  • Try to make a decision sooner than later so guests have an opportunity to rearrange their travel plans without major cost/loss. “You don’t want to make the decision to postpone too earlymeaning if you are a summer wedding now is likely too early to make any decisionsbut you don’t want to wait too late either. If you are inside of two-to-three weeks prior to the wedding the florist may have already ordered flowers, custom decor items may have been sourced or built, day-of stationery gone to print or food ordered by the caterer/hotel. At that point they won’t be able to refund you for those costs they have already incurred, so you may have to pay for things twice. Note: For couples whose weddings were coming up in the next week or two, talk to your florist and see if those flowers could be donated to a local hospital or food from the caterer donated to a local charityespecially one for children who are missing out on their school lunches right now.”

 

  • Don’t worry about disappointing people: Surely some will be disappointed for you, but the majority of your guests will likely be relieved that they don’t have to make the decision of whether or not to cancel their RSVP themselves.

 

  • “Once you’ve made your decision, try not to look back,” says Prattes. “Embrace the change as best you can. Don’t let it be a cloud over your wedding experience.”

 

  • Allow yourselves to celebrate the intended date! “Although you may feel a bit sad on that date that you aren’t getting married, you can still make it a special day for you and your fiancé,” says Prattes. “If you are practicing self isolation, enjoy a day inside together. Start with breakfast in bed (with mimosa’s of course), take a walk down memory lane by making a slideshow of your relationship over time.

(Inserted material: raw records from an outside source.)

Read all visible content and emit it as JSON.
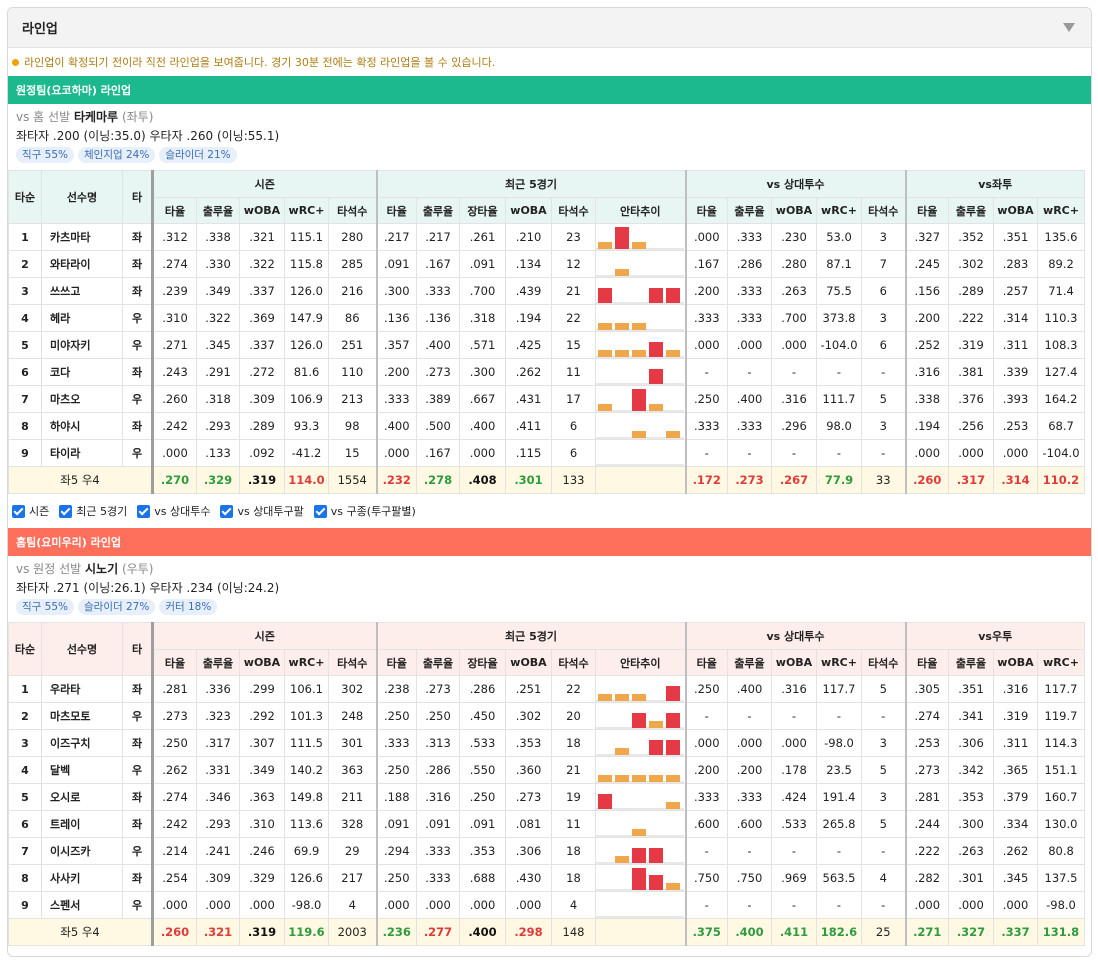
{
  "panel_title": "라인업",
  "notice": "라인업이 확정되기 전이라 직전 라인업을 보여줍니다. 경기 30분 전에는 확정 라인업을 볼 수 있습니다.",
  "colors": {
    "away_bar": "#1bb98d",
    "home_bar": "#ff705c",
    "away_head_bg": "#e8f6f3",
    "home_head_bg": "#fdeeec",
    "bar_low": "#f0a64a",
    "bar_high": "#e63946"
  },
  "away": {
    "bar": "원정팀(요코하마) 라인업",
    "vs_prefix": "vs 홈 선발",
    "pitcher": "타케마루",
    "throws": "(좌투)",
    "split_line": "좌타자 .200 (이닝:35.0)  우타자 .260 (이닝:55.1)",
    "tags": [
      "직구 55%",
      "체인지업 24%",
      "슬라이더 21%"
    ],
    "split_group": "vs좌투"
  },
  "home": {
    "bar": "홈팀(요미우리) 라인업",
    "vs_prefix": "vs 원정 선발",
    "pitcher": "시노기",
    "throws": "(우투)",
    "split_line": "좌타자 .271 (이닝:26.1)  우타자 .234 (이닝:24.2)",
    "tags": [
      "직구 55%",
      "슬라이더 27%",
      "커터 18%"
    ],
    "split_group": "vs우투"
  },
  "headers": {
    "order": "타순",
    "name": "선수명",
    "hand": "타",
    "season": "시즌",
    "recent": "최근 5경기",
    "vs_pitcher": "vs 상대투수",
    "season_cols": [
      "타율",
      "출루율",
      "wOBA",
      "wRC+",
      "타석수"
    ],
    "recent_cols": [
      "타율",
      "출루율",
      "장타율",
      "wOBA",
      "타석수",
      "안타추이"
    ],
    "vsp_cols": [
      "타율",
      "출루율",
      "wOBA",
      "wRC+",
      "타석수"
    ],
    "split_cols": [
      "타율",
      "출루율",
      "wOBA",
      "wRC+"
    ]
  },
  "checks": [
    "시즌",
    "최근 5경기",
    "vs 상대투수",
    "vs 상대투구팔",
    "vs 구종(투구팔별)"
  ],
  "away_rows": [
    {
      "o": "1",
      "n": "카츠마타",
      "h": "좌",
      "s": [
        ".312",
        ".338",
        ".321",
        "115.1",
        "280"
      ],
      "r": [
        ".217",
        ".217",
        ".261",
        ".210",
        "23"
      ],
      "t": [
        1,
        3,
        1,
        0,
        0
      ],
      "v": [
        ".000",
        ".333",
        ".230",
        "53.0",
        "3"
      ],
      "x": [
        ".327",
        ".352",
        ".351",
        "135.6"
      ]
    },
    {
      "o": "2",
      "n": "와타라이",
      "h": "좌",
      "s": [
        ".274",
        ".330",
        ".322",
        "115.8",
        "285"
      ],
      "r": [
        ".091",
        ".167",
        ".091",
        ".134",
        "12"
      ],
      "t": [
        0,
        1,
        0,
        0,
        0
      ],
      "v": [
        ".167",
        ".286",
        ".280",
        "87.1",
        "7"
      ],
      "x": [
        ".245",
        ".302",
        ".283",
        "89.2"
      ]
    },
    {
      "o": "3",
      "n": "쓰쓰고",
      "h": "좌",
      "s": [
        ".239",
        ".349",
        ".337",
        "126.0",
        "216"
      ],
      "r": [
        ".300",
        ".333",
        ".700",
        ".439",
        "21"
      ],
      "t": [
        2,
        0,
        0,
        2,
        2
      ],
      "v": [
        ".200",
        ".333",
        ".263",
        "75.5",
        "6"
      ],
      "x": [
        ".156",
        ".289",
        ".257",
        "71.4"
      ]
    },
    {
      "o": "4",
      "n": "헤라",
      "h": "우",
      "s": [
        ".310",
        ".322",
        ".369",
        "147.9",
        "86"
      ],
      "r": [
        ".136",
        ".136",
        ".318",
        ".194",
        "22"
      ],
      "t": [
        1,
        1,
        1,
        0,
        0
      ],
      "v": [
        ".333",
        ".333",
        ".700",
        "373.8",
        "3"
      ],
      "x": [
        ".200",
        ".222",
        ".314",
        "110.3"
      ]
    },
    {
      "o": "5",
      "n": "미야자키",
      "h": "우",
      "s": [
        ".271",
        ".345",
        ".337",
        "126.0",
        "251"
      ],
      "r": [
        ".357",
        ".400",
        ".571",
        ".425",
        "15"
      ],
      "t": [
        1,
        1,
        1,
        2,
        1
      ],
      "v": [
        ".000",
        ".000",
        ".000",
        "-104.0",
        "6"
      ],
      "x": [
        ".252",
        ".319",
        ".311",
        "108.3"
      ]
    },
    {
      "o": "6",
      "n": "코다",
      "h": "좌",
      "s": [
        ".243",
        ".291",
        ".272",
        "81.6",
        "110"
      ],
      "r": [
        ".200",
        ".273",
        ".300",
        ".262",
        "11"
      ],
      "t": [
        0,
        0,
        0,
        2,
        0
      ],
      "v": [
        "-",
        "-",
        "-",
        "-",
        "-"
      ],
      "x": [
        ".316",
        ".381",
        ".339",
        "127.4"
      ]
    },
    {
      "o": "7",
      "n": "마츠오",
      "h": "우",
      "s": [
        ".260",
        ".318",
        ".309",
        "106.9",
        "213"
      ],
      "r": [
        ".333",
        ".389",
        ".667",
        ".431",
        "17"
      ],
      "t": [
        1,
        0,
        3,
        1,
        0
      ],
      "v": [
        ".250",
        ".400",
        ".316",
        "111.7",
        "5"
      ],
      "x": [
        ".338",
        ".376",
        ".393",
        "164.2"
      ]
    },
    {
      "o": "8",
      "n": "하야시",
      "h": "좌",
      "s": [
        ".242",
        ".293",
        ".289",
        "93.3",
        "98"
      ],
      "r": [
        ".400",
        ".500",
        ".400",
        ".411",
        "6"
      ],
      "t": [
        0,
        0,
        1,
        0,
        1
      ],
      "v": [
        ".333",
        ".333",
        ".296",
        "98.0",
        "3"
      ],
      "x": [
        ".194",
        ".256",
        ".253",
        "68.7"
      ]
    },
    {
      "o": "9",
      "n": "타이라",
      "h": "우",
      "s": [
        ".000",
        ".133",
        ".092",
        "-41.2",
        "15"
      ],
      "r": [
        ".000",
        ".167",
        ".000",
        ".115",
        "6"
      ],
      "t": [
        0,
        0,
        0,
        0,
        0
      ],
      "v": [
        "-",
        "-",
        "-",
        "-",
        "-"
      ],
      "x": [
        ".000",
        ".000",
        ".000",
        "-104.0"
      ]
    }
  ],
  "away_total": {
    "label": "좌5 우4",
    "s": [
      ".270",
      ".329",
      ".319",
      "114.0",
      "1554"
    ],
    "sc": [
      "pos",
      "pos",
      "neu",
      "neg",
      "cnt"
    ],
    "r": [
      ".232",
      ".278",
      ".408",
      ".301",
      "133"
    ],
    "rc": [
      "neg",
      "pos",
      "neu",
      "pos",
      "cnt"
    ],
    "v": [
      ".172",
      ".273",
      ".267",
      "77.9",
      "33"
    ],
    "vc": [
      "neg",
      "neg",
      "neg",
      "pos",
      "cnt"
    ],
    "x": [
      ".260",
      ".317",
      ".314",
      "110.2"
    ],
    "xc": [
      "neg",
      "neg",
      "neg",
      "neg"
    ]
  },
  "home_rows": [
    {
      "o": "1",
      "n": "우라타",
      "h": "좌",
      "s": [
        ".281",
        ".336",
        ".299",
        "106.1",
        "302"
      ],
      "r": [
        ".238",
        ".273",
        ".286",
        ".251",
        "22"
      ],
      "t": [
        1,
        1,
        1,
        0,
        2
      ],
      "v": [
        ".250",
        ".400",
        ".316",
        "117.7",
        "5"
      ],
      "x": [
        ".305",
        ".351",
        ".316",
        "117.7"
      ]
    },
    {
      "o": "2",
      "n": "마츠모토",
      "h": "우",
      "s": [
        ".273",
        ".323",
        ".292",
        "101.3",
        "248"
      ],
      "r": [
        ".250",
        ".250",
        ".450",
        ".302",
        "20"
      ],
      "t": [
        0,
        0,
        2,
        1,
        2
      ],
      "v": [
        "-",
        "-",
        "-",
        "-",
        "-"
      ],
      "x": [
        ".274",
        ".341",
        ".319",
        "119.7"
      ]
    },
    {
      "o": "3",
      "n": "이즈구치",
      "h": "좌",
      "s": [
        ".250",
        ".317",
        ".307",
        "111.5",
        "301"
      ],
      "r": [
        ".333",
        ".313",
        ".533",
        ".353",
        "18"
      ],
      "t": [
        0,
        1,
        0,
        2,
        2
      ],
      "v": [
        ".000",
        ".000",
        ".000",
        "-98.0",
        "3"
      ],
      "x": [
        ".253",
        ".306",
        ".311",
        "114.3"
      ]
    },
    {
      "o": "4",
      "n": "달벡",
      "h": "우",
      "s": [
        ".262",
        ".331",
        ".349",
        "140.2",
        "363"
      ],
      "r": [
        ".250",
        ".286",
        ".550",
        ".360",
        "21"
      ],
      "t": [
        1,
        1,
        1,
        1,
        1
      ],
      "v": [
        ".200",
        ".200",
        ".178",
        "23.5",
        "5"
      ],
      "x": [
        ".273",
        ".342",
        ".365",
        "151.1"
      ]
    },
    {
      "o": "5",
      "n": "오시로",
      "h": "좌",
      "s": [
        ".274",
        ".346",
        ".363",
        "149.8",
        "211"
      ],
      "r": [
        ".188",
        ".316",
        ".250",
        ".273",
        "19"
      ],
      "t": [
        2,
        0,
        0,
        0,
        1
      ],
      "v": [
        ".333",
        ".333",
        ".424",
        "191.4",
        "3"
      ],
      "x": [
        ".281",
        ".353",
        ".379",
        "160.7"
      ]
    },
    {
      "o": "6",
      "n": "트레이",
      "h": "좌",
      "s": [
        ".242",
        ".293",
        ".310",
        "113.6",
        "328"
      ],
      "r": [
        ".091",
        ".091",
        ".091",
        ".081",
        "11"
      ],
      "t": [
        0,
        0,
        1,
        0,
        0
      ],
      "v": [
        ".600",
        ".600",
        ".533",
        "265.8",
        "5"
      ],
      "x": [
        ".244",
        ".300",
        ".334",
        "130.0"
      ]
    },
    {
      "o": "7",
      "n": "이시즈카",
      "h": "우",
      "s": [
        ".214",
        ".241",
        ".246",
        "69.9",
        "29"
      ],
      "r": [
        ".294",
        ".333",
        ".353",
        ".306",
        "18"
      ],
      "t": [
        0,
        1,
        2,
        2,
        0
      ],
      "v": [
        "-",
        "-",
        "-",
        "-",
        "-"
      ],
      "x": [
        ".222",
        ".263",
        ".262",
        "80.8"
      ]
    },
    {
      "o": "8",
      "n": "사사키",
      "h": "좌",
      "s": [
        ".254",
        ".309",
        ".329",
        "126.6",
        "217"
      ],
      "r": [
        ".250",
        ".333",
        ".688",
        ".430",
        "18"
      ],
      "t": [
        0,
        0,
        3,
        2,
        1
      ],
      "v": [
        ".750",
        ".750",
        ".969",
        "563.5",
        "4"
      ],
      "x": [
        ".282",
        ".301",
        ".345",
        "137.5"
      ]
    },
    {
      "o": "9",
      "n": "스펜서",
      "h": "우",
      "s": [
        ".000",
        ".000",
        ".000",
        "-98.0",
        "4"
      ],
      "r": [
        ".000",
        ".000",
        ".000",
        ".000",
        "4"
      ],
      "t": [
        0,
        0,
        0,
        0,
        0
      ],
      "v": [
        "-",
        "-",
        "-",
        "-",
        "-"
      ],
      "x": [
        ".000",
        ".000",
        ".000",
        "-98.0"
      ]
    }
  ],
  "home_total": {
    "label": "좌5 우4",
    "s": [
      ".260",
      ".321",
      ".319",
      "119.6",
      "2003"
    ],
    "sc": [
      "neg",
      "neg",
      "neu",
      "pos",
      "cnt"
    ],
    "r": [
      ".236",
      ".277",
      ".400",
      ".298",
      "148"
    ],
    "rc": [
      "pos",
      "neg",
      "neu",
      "neg",
      "cnt"
    ],
    "v": [
      ".375",
      ".400",
      ".411",
      "182.6",
      "25"
    ],
    "vc": [
      "pos",
      "pos",
      "pos",
      "pos",
      "cnt"
    ],
    "x": [
      ".271",
      ".327",
      ".337",
      "131.8"
    ],
    "xc": [
      "pos",
      "pos",
      "pos",
      "pos"
    ]
  }
}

If you were planning a signature cocktail try making it at home to enjoy together. Get dressed up and order a fancy dinner in, or cook something at home together and be sure to take a lot of pictures. Whatever you can do to still make it a special and memorable day for yourselves.”

Are You Engaged? (Congratulations!) Get Our Wedding Inspo Newsletter

Advice, inspiration, and ideas for your Washington wedding.

Or, see all of our newsletters. By signing up, you agree to our terms.
Amy Moeller
Editor, Washingtonian Weddings

Amy leads Washingtonian Weddings and writes Style Setters for Washingtonian. Prior to joining Washingtonian in March 2016, she was the editor of Capitol File magazine in DC and before that, editor of What’s Up? Weddings in Annapolis.

SIGN UP
We engage readers directly in their mailboxes with topics like Health, Things to Do, Best Brunches, Design & Shopping, and Real Estate. Get the latest from our editors today.
Get The Best Of Washingtonian In Your Inbox!